Exercise description: Write the records out once more, so that nothing differs from the original.

[Data records for software interfaces]
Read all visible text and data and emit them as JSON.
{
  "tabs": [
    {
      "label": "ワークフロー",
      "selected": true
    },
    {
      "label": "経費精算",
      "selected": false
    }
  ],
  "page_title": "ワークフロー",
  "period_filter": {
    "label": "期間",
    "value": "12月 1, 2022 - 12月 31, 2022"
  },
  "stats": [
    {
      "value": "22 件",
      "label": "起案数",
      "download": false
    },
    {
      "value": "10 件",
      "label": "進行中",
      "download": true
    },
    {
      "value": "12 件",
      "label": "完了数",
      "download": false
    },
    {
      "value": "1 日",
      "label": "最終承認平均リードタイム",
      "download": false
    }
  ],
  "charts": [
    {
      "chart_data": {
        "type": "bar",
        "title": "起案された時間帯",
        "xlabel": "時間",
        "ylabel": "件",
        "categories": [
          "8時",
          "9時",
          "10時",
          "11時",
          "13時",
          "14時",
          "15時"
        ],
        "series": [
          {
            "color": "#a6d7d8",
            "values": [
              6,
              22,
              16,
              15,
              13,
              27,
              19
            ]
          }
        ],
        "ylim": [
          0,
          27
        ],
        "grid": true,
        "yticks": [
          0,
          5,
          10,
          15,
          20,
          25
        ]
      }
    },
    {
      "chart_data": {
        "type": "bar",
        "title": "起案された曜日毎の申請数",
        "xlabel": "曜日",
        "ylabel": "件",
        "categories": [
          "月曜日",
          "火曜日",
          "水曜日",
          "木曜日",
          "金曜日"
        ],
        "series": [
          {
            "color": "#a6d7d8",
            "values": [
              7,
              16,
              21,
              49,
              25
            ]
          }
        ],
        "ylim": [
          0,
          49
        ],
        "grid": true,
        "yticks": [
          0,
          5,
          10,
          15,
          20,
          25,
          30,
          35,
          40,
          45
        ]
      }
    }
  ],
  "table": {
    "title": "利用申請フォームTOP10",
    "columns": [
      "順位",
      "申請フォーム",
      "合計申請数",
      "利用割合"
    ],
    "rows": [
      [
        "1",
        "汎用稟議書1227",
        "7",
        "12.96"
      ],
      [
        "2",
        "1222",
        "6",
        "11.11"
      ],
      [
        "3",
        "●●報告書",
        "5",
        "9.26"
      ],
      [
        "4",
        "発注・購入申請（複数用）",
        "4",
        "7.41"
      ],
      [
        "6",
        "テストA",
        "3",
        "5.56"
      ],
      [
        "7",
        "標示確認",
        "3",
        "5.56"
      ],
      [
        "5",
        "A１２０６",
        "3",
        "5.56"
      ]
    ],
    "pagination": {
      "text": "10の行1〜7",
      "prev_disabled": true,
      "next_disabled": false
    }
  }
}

Exercise output:
Read all visible text and data and emit them as JSON.
{
  "tabs": [
    {
      "label": "ワークフロー",
      "selected": true
    },
    {
      "label": "経費精算",
      "selected": false
    }
  ],
  "page_title": "ワークフロー",
  "period_filter": {
    "label": "期間",
    "value": "12月 1, 2022 - 12月 31, 2022"
  },
  "stats": [
    {
      "value": "22 件",
      "label": "起案数",
      "download": false
    },
    {
      "value": "10 件",
      "label": "進行中",
      "download": true
    },
    {
      "value": "12 件",
      "label": "完了数",
      "download": false
    },
    {
      "value": "1 日",
      "label": "最終承認平均リードタイム",
      "download": false
    }
  ],
  "charts": [
    {
      "chart_data": {
        "type": "bar",
        "title": "起案された時間帯",
        "xlabel": "時間",
        "ylabel": "件",
        "categories": [
          "8時",
          "9時",
          "10時",
          "11時",
          "13時",
          "14時",
          "15時"
        ],
        "series": [
          {
            "color": "#a6d7d8",
            "values": [
              6,
              22,
              16,
              15,
              13,
              27,
              19
            ]
          }
        ],
        "ylim": [
          0,
          27
        ],
        "grid": true,
        "yticks": [
          0,
          5,
          10,
          15,
          20,
          25
        ]
      }
    },
    {
      "chart_data": {
        "type": "bar",
        "title": "起案された曜日毎の申請数",
        "xlabel": "曜日",
        "ylabel": "件",
        "categories": [
          "月曜日",
          "火曜日",
          "水曜日",
          "木曜日",
          "金曜日"
        ],
        "series": [
          {
            "color": "#a6d7d8",
            "values": [
              7,
              16,
              21,
              49,
              25
            ]
          }
        ],
        "ylim": [
          0,
          49
        ],
        "grid": true,
        "yticks": [
          0,
          5,
          10,
          15,
          20,
          25,
          30,
          35,
          40,
          45
        ]
      }
    }
  ],
  "table": {
    "title": "利用申請フォームTOP10",
    "columns": [
      "順位",
      "申請フォーム",
      "合計申請数",
      "利用割合"
    ],
    "rows": [
      [
        "1",
        "汎用稟議書1227",
        "7",
        "12.96"
      ],
      [
        "2",
        "1222",
        "6",
        "11.11"
      ],
      [
        "3",
        "●●報告書",
        "5",
        "9.26"
      ],
      [
        "4",
        "発注・購入申請（複数用）",
        "4",
        "7.41"
      ],
      [
        "6",
        "テストA",
        "3",
        "5.56"
      ],
      [
        "7",
        "標示確認",
        "3",
        "5.56"
      ],
      [
        "5",
        "A１２０６",
        "3",
        "5.56"
      ]
    ],
    "pagination": {
      "text": "10の行1〜7",
      "prev_disabled": true,
      "next_disabled": false
    }
  }
}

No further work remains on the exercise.